Mayor Sadiq Khan has struck a voluntary deal with two dozen housing developers to only market and sell new homes built in the capital to UK residents for the first three months after they go on sale.
The deal applies to new homes costing £350,000 or less and has been backed by major developers such as Berkeley Homes, Redrow and Taylor Wimpey, as well as some Housing Associations.
It also grants Londoners an exclusive one-month window on new properties.
City Hall’s research shows that “half of new properties bought by overseas buyers in London were homes under £500,000” and the Mayor’s office says that capping today’s deal at £350,000 will help to boost the availability of “homes that are broadly affordable by households who would be eligible for affordable housing.”
According to the ONS, the average new build property in London costs £513,719.
Mayor Khan said: “I am determined we take meaningful steps to help Londoners buy more new homes they can afford, and the offer from across the housing industry will mean we can move quickly to make this a reality for our city.
“Through the extensive research I commissioned, I was alarmed to discover that overseas buyers were focusing to such an extent on the lower-cost end of new-build homes – many of which were being sold long before Londoners even knew they were available.
“That is why I have been discussing steps with the capital’s leading homebuilders and I welcome their landmark offer to give Londoners ‘first dibs’ for up to a month on all their new homes under £350,000, with sales ringfenced to UK buyers for three months before they are marketed overseas.”
The voluntary nature of today’s deal has echoes of a similar “concordat” agreed between former mayor Boris Johnson and 50 developers who agreed to market and sell new homes to Londoners “before, or at the same time as they are available to overseas buyers.”
London Assembly members repeatedly expressed concern at the lack of sanctions should any of the signatories break the terms of the agreement.
In June 2016, shortly after taking office, Mayor Khan criticised “the chronic failure” of Johnson’s scheme which he slammed as “toothless” because of the lack of any “effective sanction” should developers fail to live up to their undertakings.
The Mayor said he’d asked officers “to bring forward a range of meaningful options” to replace what he described as “Boris Johnson’s failed, frankly embarrassing attempt.”
However 18 months later, Mr Khan’s more “meaningful” scheme remains voluntary and his office confirmed that no sanctions are available to him should developers fail to honour its terms.
Sian Berry, a Green Party member of the London Assembly and long-time campaigner for housing reform, has criticised Mr Khan for failing to deliver on his own rhetoric.
She said: “We’ve waited a long time for the details from the Mayor and now all we see is another voluntary agreement with even fewer firms signed up.
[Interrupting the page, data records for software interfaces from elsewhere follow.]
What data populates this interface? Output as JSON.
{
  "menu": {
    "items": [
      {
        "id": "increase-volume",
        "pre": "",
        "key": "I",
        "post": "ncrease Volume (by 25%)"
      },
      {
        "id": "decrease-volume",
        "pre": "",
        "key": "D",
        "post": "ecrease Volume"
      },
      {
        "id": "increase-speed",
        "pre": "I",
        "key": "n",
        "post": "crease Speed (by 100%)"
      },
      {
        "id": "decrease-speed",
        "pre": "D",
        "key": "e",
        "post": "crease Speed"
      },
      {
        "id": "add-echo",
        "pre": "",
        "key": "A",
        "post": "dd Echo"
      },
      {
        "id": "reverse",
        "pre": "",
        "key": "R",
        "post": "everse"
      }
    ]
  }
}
“I’ve asked the Mayor before about his focus on overseas buyers when the real problem is people snapping up homes they don’t intend to live in, rather than where they come from.
“What our policies really need to address is people, wherever they live now, treating new London flats as investments and not using them as homes.
“It makes sense to focus on lower priced homes but what we really need are conditions on buyers for future residency, and it is possible to do this via the new London Plan.”
Liberal Democrat AM Caroline Pidgeon has also criticised the Mayor’s announcement, saying: “Two years into his mayoralty all Sadiq has come up with is yet another voluntary scheme with the housing industry.
“He might boast that the scheme is different to the past but he can’t hide from his scheme’s low take up.”
She added: “The ultimate issue is that first dibs on new homes means little in practice if an insufficient number of homes are actually being built in the first place.”
Andrew Boff AM, the Conservative’s City Hall housing spokeperson, said: “After two years of dithering, this is a pathetic offering from the Mayor which fails to meet his manifesto commitment to Londoners.
“This ‘new’ policy is simply a poor imitation of a previous scheme that the Mayor himself repeatedly criticised as ‘toothless’, yet with half the number of developers signed up.
“The Mayor promised Londoners ‘first dibs’ on new homes on brownfield public land and to back this up with planning policies.
“None of that is reflected here.
“‘Londoners’ do not have priority, there are no public landowners involved, and the London Plan does not require developers to follow this approach.
“Setting an upper limit of £350,000 could also discourage developers from offering homes at this level, pushing up house prices even further.”